“Free’d from doubt, my cigarette went out,
the sun came out and warmed up the house,
oh to be fainting into that painting,
as I wrap up the tune and bring it to you”
This fall, Twain will release a new record of songs - Rare Feeling - on Keeled Scales Records (Austin, TX). These recordings have been gently fermenting for an extended period of time, and are now ready for consumption. The foundation of the record was captured in a tool shed by the great magi-bard, S. McMicken (Dr. Dog), using ancient and secret methods of time distortion. The resultant reels were then brought to Richmond VA, where master engineer and sound-seeker Adrian Olsen guided the songs into completion. As with the previous LP, the band has labored to present a purely AAA analog disc, and is eager for you to experience the special magnetic warmth that results from the process. (We once again are indebted to the mysterious and mighty Paul Gold of Salt Mastering for his kind attention).

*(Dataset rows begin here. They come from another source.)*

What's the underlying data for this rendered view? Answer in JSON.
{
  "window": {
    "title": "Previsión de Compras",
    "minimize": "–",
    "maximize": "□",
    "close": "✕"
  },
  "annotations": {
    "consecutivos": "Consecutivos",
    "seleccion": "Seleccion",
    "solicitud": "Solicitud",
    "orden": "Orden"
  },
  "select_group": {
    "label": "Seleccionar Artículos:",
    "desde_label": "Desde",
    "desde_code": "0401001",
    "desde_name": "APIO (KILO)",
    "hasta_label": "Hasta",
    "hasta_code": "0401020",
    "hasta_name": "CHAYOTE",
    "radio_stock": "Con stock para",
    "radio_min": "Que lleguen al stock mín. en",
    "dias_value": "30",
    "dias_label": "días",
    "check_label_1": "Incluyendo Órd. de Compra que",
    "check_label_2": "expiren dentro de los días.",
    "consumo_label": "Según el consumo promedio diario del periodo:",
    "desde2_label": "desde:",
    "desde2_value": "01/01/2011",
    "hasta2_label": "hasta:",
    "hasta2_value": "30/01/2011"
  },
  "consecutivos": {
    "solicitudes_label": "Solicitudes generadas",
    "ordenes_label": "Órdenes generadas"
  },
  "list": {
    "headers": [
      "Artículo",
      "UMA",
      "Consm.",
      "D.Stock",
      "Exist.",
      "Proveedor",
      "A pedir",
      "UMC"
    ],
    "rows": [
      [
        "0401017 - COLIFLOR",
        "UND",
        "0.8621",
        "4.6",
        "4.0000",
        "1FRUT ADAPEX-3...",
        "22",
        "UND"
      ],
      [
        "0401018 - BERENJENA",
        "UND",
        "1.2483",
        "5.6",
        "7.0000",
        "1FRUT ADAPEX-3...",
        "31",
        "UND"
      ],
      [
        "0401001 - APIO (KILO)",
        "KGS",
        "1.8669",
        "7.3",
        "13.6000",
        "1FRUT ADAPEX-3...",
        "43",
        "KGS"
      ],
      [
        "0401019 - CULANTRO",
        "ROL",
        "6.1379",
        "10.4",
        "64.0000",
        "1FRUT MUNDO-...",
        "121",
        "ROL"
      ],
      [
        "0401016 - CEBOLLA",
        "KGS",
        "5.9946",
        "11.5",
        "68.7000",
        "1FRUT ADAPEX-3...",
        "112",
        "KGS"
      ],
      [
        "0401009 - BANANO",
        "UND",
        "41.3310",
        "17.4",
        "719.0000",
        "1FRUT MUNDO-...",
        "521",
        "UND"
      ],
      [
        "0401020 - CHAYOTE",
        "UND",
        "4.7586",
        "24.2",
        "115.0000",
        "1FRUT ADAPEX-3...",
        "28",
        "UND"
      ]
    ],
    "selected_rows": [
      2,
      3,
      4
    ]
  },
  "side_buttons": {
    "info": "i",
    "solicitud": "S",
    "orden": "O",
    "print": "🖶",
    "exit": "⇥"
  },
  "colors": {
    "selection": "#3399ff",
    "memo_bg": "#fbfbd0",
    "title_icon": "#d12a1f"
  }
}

If you would like to hear some music, please head over to twain.band.
(Lyrics from “Freed from Doubt”, from Rare Feeling)